The Bailiwick of Guernsey has a rich and fascinating heritage, which is influenced by local myth and legend. Rumours travel quickly in a small community like Guernsey, and stories are passed down through families, which creates some fascinating stories and superstitions! Read on to find out more.
The Fairy Ring
Much of Guernsey’s mythology involves fairies, or “pouques” as they are known locally, which were said to live in the west of the island. The Fairy Ring at Pleinmont is one of Guernsey’s best-known folklore sites, a mysterious dug out circle surrounded by stones. It is said that walking around the ring three times and making a wish will see it granted by the fairies.
The supposed entry point to the underground fairy world lies at Le Creux es Faies – Guernésiais for “the fairy cave” – a prehistoric passage grave on the L’Eree headland. This fascinating cave, built in the Neolithic period, can be accessed for your own exploration.
Le Creux es Faies
In addition to pouques. Guernsey was supposedly haunted by a number of ghoulish canines, including one named Tchico who roamed around the Tower Hill area of St Peter Port during the winter months. It was believed to have chains tied to its limbs, and hearing the rattling of its chains would have perilous implications.
Ghostly dogs were supposedly present all over the island, from “Le Chen Bodu” who lurked around the Clos du Valle, to “Le Varou” who stalked the neighbourhoods of L’Eree.
Such stories meant that it was the sighting of a black dog that signified bad luck in Guernsey, rather than the black cat superstition that exists elsewhere.
Speaking of black cats, Guernsey was also rumoured to have a significant population of witches in days gone by, and they also feature prominently in local folklore.
L'Eree Headland and Lihou Island
Unlike the traditional depiction of the witch riding a broomstick, Guernsey’s witches flew using invisible wings, suggesting some relation to the pouques.
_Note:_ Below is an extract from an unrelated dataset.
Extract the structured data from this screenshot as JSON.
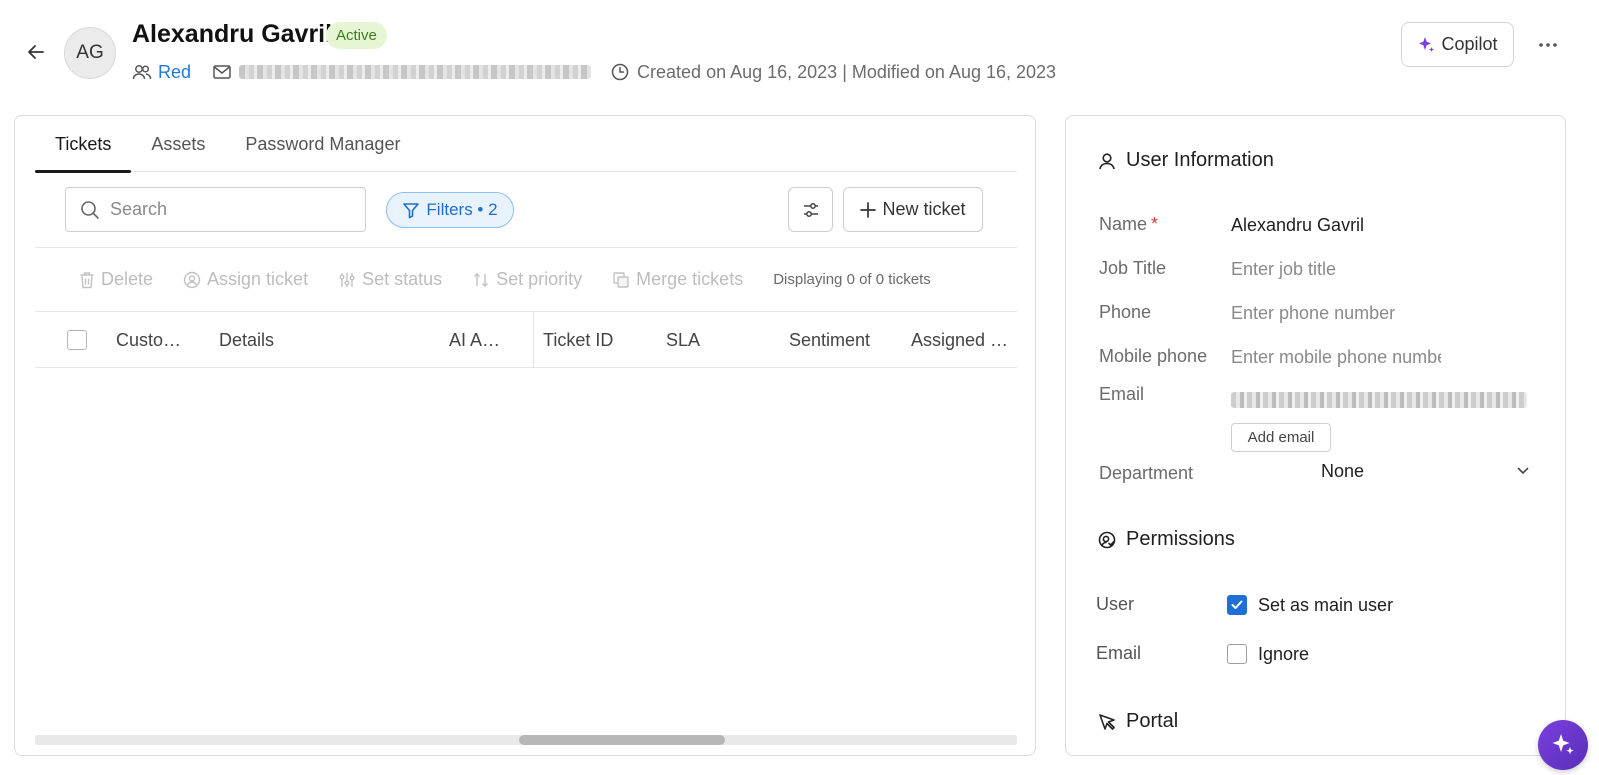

They also primarily inhabited the west of the island, and their main meeting place was at the “Catioroc” headland where Le Creux es Faies is also situated.
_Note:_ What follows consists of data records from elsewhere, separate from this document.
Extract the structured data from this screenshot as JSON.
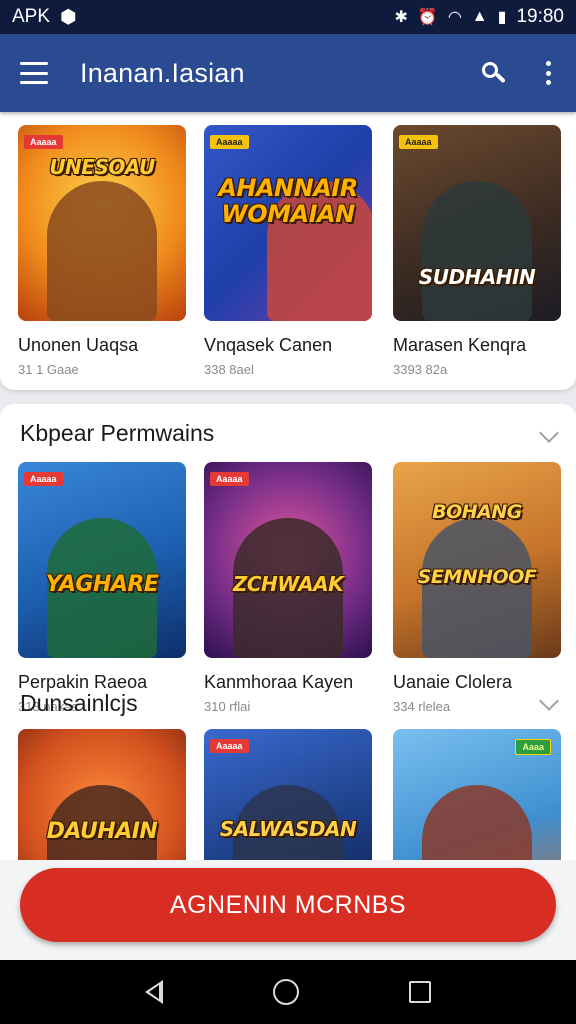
{
  "status_bar": {
    "left_text": "APK",
    "time": "19:80"
  },
  "app_bar": {
    "title": "Inanan.Iasian",
    "icons": [
      "menu-icon",
      "search-icon",
      "more-vert-icon"
    ]
  },
  "featured": {
    "items": [
      {
        "name": "Unonen Uaqsa",
        "meta": "31 1 Gaae",
        "art_title": "UNESOAU",
        "badge": "Aaaaa",
        "badge_color": "red",
        "bg": "#f08a1c"
      },
      {
        "name": "Vnqasek Canen",
        "meta": "338 8ael",
        "art_title": "AHANNAIR WOMAIAN",
        "badge": "Aaaaa",
        "badge_color": "yellow",
        "bg": "#1e3fa8"
      },
      {
        "name": "Marasen Kenqra",
        "meta": "3393 82a",
        "art_title": "SUDHAHIN",
        "badge": "Aaaaa",
        "badge_color": "yellow",
        "bg": "#3a2a22"
      }
    ]
  },
  "sections": [
    {
      "title": "Kbpear Permwains",
      "items": [
        {
          "name": "Perpakin Raeoa",
          "meta": "313 nakas",
          "art_title": "YAGHARE",
          "badge": "Aaaaa",
          "badge_color": "red",
          "bg": "#1c5fb0"
        },
        {
          "name": "Kanmhoraa Kayen",
          "meta": "310 rflai",
          "art_title": "ZCHWAAK",
          "badge": "Aaaaa",
          "badge_color": "red",
          "bg": "#7a2f8a"
        },
        {
          "name": "Uanaie Clolera",
          "meta": "334 rlelea",
          "art_title": "BOHANG SEMNHOOF",
          "badge": "",
          "badge_color": "",
          "bg": "#c5742a"
        }
      ]
    },
    {
      "title": "Dunsainlcjs",
      "items": [
        {
          "name": "",
          "meta": "",
          "art_title": "DAUHAIN",
          "badge": "",
          "badge_color": "",
          "bg": "#d2501e"
        },
        {
          "name": "",
          "meta": "",
          "art_title": "SALWASDAN",
          "badge": "Aaaaa",
          "badge_color": "red",
          "bg": "#1d3f86"
        },
        {
          "name": "",
          "meta": "",
          "art_title": "",
          "badge": "Aaaa",
          "badge_color": "green",
          "bg": "#3f8fd0"
        }
      ]
    }
  ],
  "cta": {
    "label": "AGNENIN MCRNBS"
  },
  "nav": {
    "icons": [
      "back-icon",
      "home-icon",
      "recents-icon"
    ]
  }
}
The island’s wizards and witches supposedly convened there after dark on Friday nights in a ceremony known as “le Sabbat des Sorciers”. However, supernatural forces coming from the priory on nearby Lihou Island often disrupted the sorcerers, and they would move to other locations including Rocquaine, Le Longfrie and Les Eturs.
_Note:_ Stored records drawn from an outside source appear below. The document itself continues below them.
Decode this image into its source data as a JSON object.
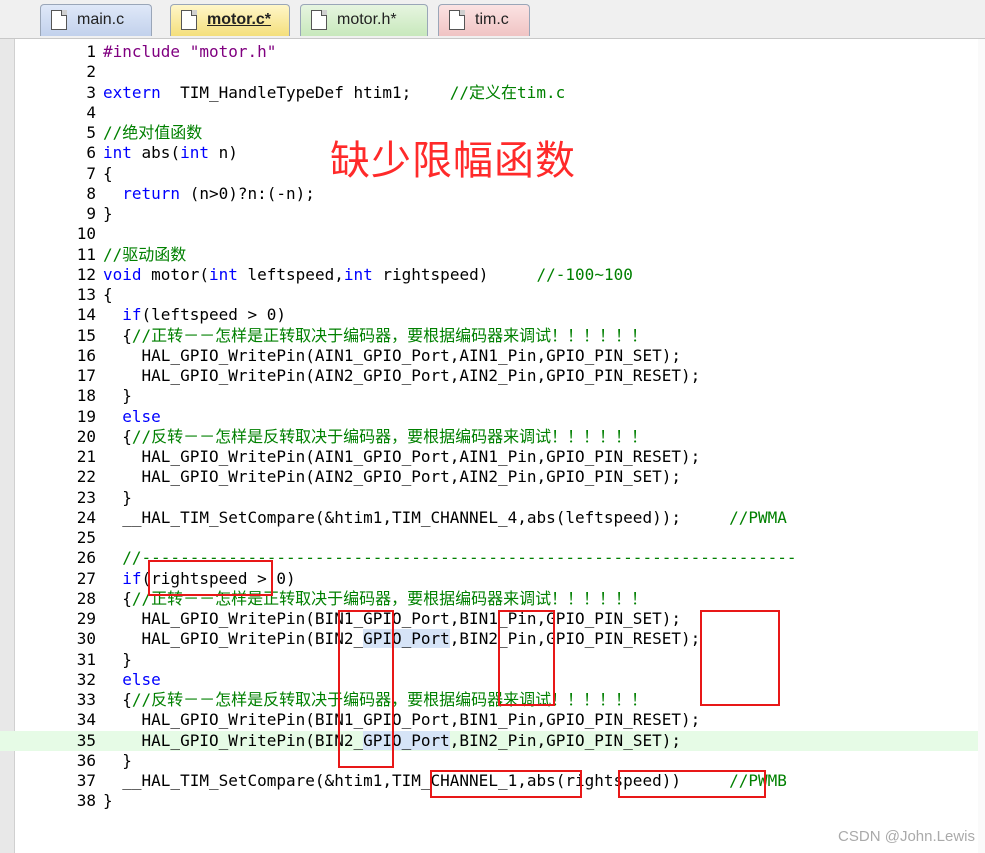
{
  "tabs": [
    {
      "label": "main.c"
    },
    {
      "label": "motor.c*"
    },
    {
      "label": "motor.h*"
    },
    {
      "label": "tim.c"
    }
  ],
  "annotation": "缺少限幅函数",
  "watermark": "CSDN @John.Lewis",
  "lines": [
    {
      "n": "1",
      "parts": [
        [
          "pp",
          "#include "
        ],
        [
          "st",
          "\"motor.h\""
        ]
      ]
    },
    {
      "n": "2",
      "parts": []
    },
    {
      "n": "3",
      "parts": [
        [
          "kw",
          "extern"
        ],
        [
          "",
          "  TIM_HandleTypeDef htim1;    "
        ],
        [
          "cm",
          "//定义在tim.c"
        ]
      ]
    },
    {
      "n": "4",
      "parts": []
    },
    {
      "n": "5",
      "parts": [
        [
          "cm",
          "//绝对值函数"
        ]
      ]
    },
    {
      "n": "6",
      "parts": [
        [
          "kw",
          "int"
        ],
        [
          "",
          " abs("
        ],
        [
          "kw",
          "int"
        ],
        [
          "",
          " n)"
        ]
      ]
    },
    {
      "n": "7",
      "parts": [
        [
          "",
          "{"
        ]
      ]
    },
    {
      "n": "8",
      "parts": [
        [
          "",
          "  "
        ],
        [
          "kw",
          "return"
        ],
        [
          "",
          " (n>0)?n:(-n);"
        ]
      ]
    },
    {
      "n": "9",
      "parts": [
        [
          "",
          "}"
        ]
      ]
    },
    {
      "n": "10",
      "parts": []
    },
    {
      "n": "11",
      "parts": [
        [
          "cm",
          "//驱动函数"
        ]
      ]
    },
    {
      "n": "12",
      "parts": [
        [
          "kw",
          "void"
        ],
        [
          "",
          " motor("
        ],
        [
          "kw",
          "int"
        ],
        [
          "",
          " leftspeed,"
        ],
        [
          "kw",
          "int"
        ],
        [
          "",
          " rightspeed)     "
        ],
        [
          "cm",
          "//-100~100"
        ]
      ]
    },
    {
      "n": "13",
      "parts": [
        [
          "",
          "{"
        ]
      ]
    },
    {
      "n": "14",
      "parts": [
        [
          "",
          "  "
        ],
        [
          "kw",
          "if"
        ],
        [
          "",
          "(leftspeed > 0)"
        ]
      ]
    },
    {
      "n": "15",
      "parts": [
        [
          "",
          "  {"
        ],
        [
          "cm",
          "//正转－－怎样是正转取决于编码器，要根据编码器来调试！！！！！！"
        ]
      ]
    },
    {
      "n": "16",
      "parts": [
        [
          "",
          "    HAL_GPIO_WritePin(AIN1_GPIO_Port,AIN1_Pin,GPIO_PIN_SET);"
        ]
      ]
    },
    {
      "n": "17",
      "parts": [
        [
          "",
          "    HAL_GPIO_WritePin(AIN2_GPIO_Port,AIN2_Pin,GPIO_PIN_RESET);"
        ]
      ]
    },
    {
      "n": "18",
      "parts": [
        [
          "",
          "  }"
        ]
      ]
    },
    {
      "n": "19",
      "parts": [
        [
          "",
          "  "
        ],
        [
          "kw",
          "else"
        ]
      ]
    },
    {
      "n": "20",
      "parts": [
        [
          "",
          "  {"
        ],
        [
          "cm",
          "//反转－－怎样是反转取决于编码器，要根据编码器来调试！！！！！！"
        ]
      ]
    },
    {
      "n": "21",
      "parts": [
        [
          "",
          "    HAL_GPIO_WritePin(AIN1_GPIO_Port,AIN1_Pin,GPIO_PIN_RESET);"
        ]
      ]
    },
    {
      "n": "22",
      "parts": [
        [
          "",
          "    HAL_GPIO_WritePin(AIN2_GPIO_Port,AIN2_Pin,GPIO_PIN_SET);"
        ]
      ]
    },
    {
      "n": "23",
      "parts": [
        [
          "",
          "  }"
        ]
      ]
    },
    {
      "n": "24",
      "parts": [
        [
          "",
          "  __HAL_TIM_SetCompare(&htim1,TIM_CHANNEL_4,abs(leftspeed));     "
        ],
        [
          "cm",
          "//PWMA"
        ]
      ]
    },
    {
      "n": "25",
      "parts": []
    },
    {
      "n": "26",
      "parts": [
        [
          "",
          "  "
        ],
        [
          "cm",
          "//--------------------------------------------------------------------"
        ]
      ]
    },
    {
      "n": "27",
      "parts": [
        [
          "",
          "  "
        ],
        [
          "kw",
          "if"
        ],
        [
          "",
          "(rightspeed > 0)"
        ]
      ]
    },
    {
      "n": "28",
      "parts": [
        [
          "",
          "  {"
        ],
        [
          "cm",
          "//正转－－怎样是正转取决于编码器，要根据编码器来调试！！！！！！"
        ]
      ]
    },
    {
      "n": "29",
      "parts": [
        [
          "",
          "    HAL_GPIO_WritePin(BIN1_GPIO_Port,BIN1_Pin,GPIO_PIN_SET);"
        ]
      ]
    },
    {
      "n": "30",
      "parts": [
        [
          "",
          "    HAL_GPIO_WritePin(BIN2_"
        ],
        [
          "sel",
          "GPIO_Port"
        ],
        [
          "",
          ",BIN2_Pin,GPIO_PIN_RESET);"
        ]
      ]
    },
    {
      "n": "31",
      "parts": [
        [
          "",
          "  }"
        ]
      ]
    },
    {
      "n": "32",
      "parts": [
        [
          "",
          "  "
        ],
        [
          "kw",
          "else"
        ]
      ]
    },
    {
      "n": "33",
      "parts": [
        [
          "",
          "  {"
        ],
        [
          "cm",
          "//反转－－怎样是反转取决于编码器，要根据编码器来调试！！！！！！"
        ]
      ]
    },
    {
      "n": "34",
      "parts": [
        [
          "",
          "    HAL_GPIO_WritePin(BIN1_GPIO_Port,BIN1_Pin,GPIO_PIN_RESET);"
        ]
      ]
    },
    {
      "n": "35",
      "hl": true,
      "parts": [
        [
          "",
          "    HAL_GPIO_WritePin(BIN2_"
        ],
        [
          "sel",
          "GPIO_Port"
        ],
        [
          "",
          ",BIN2_Pin,GPIO_PIN_SET);"
        ]
      ]
    },
    {
      "n": "36",
      "parts": [
        [
          "",
          "  }"
        ]
      ]
    },
    {
      "n": "37",
      "parts": [
        [
          "",
          "  __HAL_TIM_SetCompare(&htim1,TIM_CHANNEL_1,abs(rightspeed))     "
        ],
        [
          "cm",
          "//PWMB"
        ]
      ]
    },
    {
      "n": "38",
      "parts": [
        [
          "",
          "}"
        ]
      ]
    }
  ]
}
While their population once thrived, those suspected of practicing witchcraft were persecuted in the 16th and 17th centuries. During this period, 44 suspects were burnt at the stake at the bottom of Tower Hill in St Peter Port, while another 35 were banished from the island.
Guernsey Museum at Candie Gardens
Guernsey’s rich folklore is an intriguing subject, and you can explore it further when visiting the island.
The Folklore of Guernsey exhibition at Guernsey Museum explores Guernsey’s myths and legends, from tales of pouques and witches to the Devil’s footprint!
The National Trust Folk & Costume Museum at Saumarez Park also tells the fascinating story of Guernsey life in years gone by.
National Trust Folk & Costume Museum
Want to learn more about our fascinating folklore? Plan your trip to Guernsey today!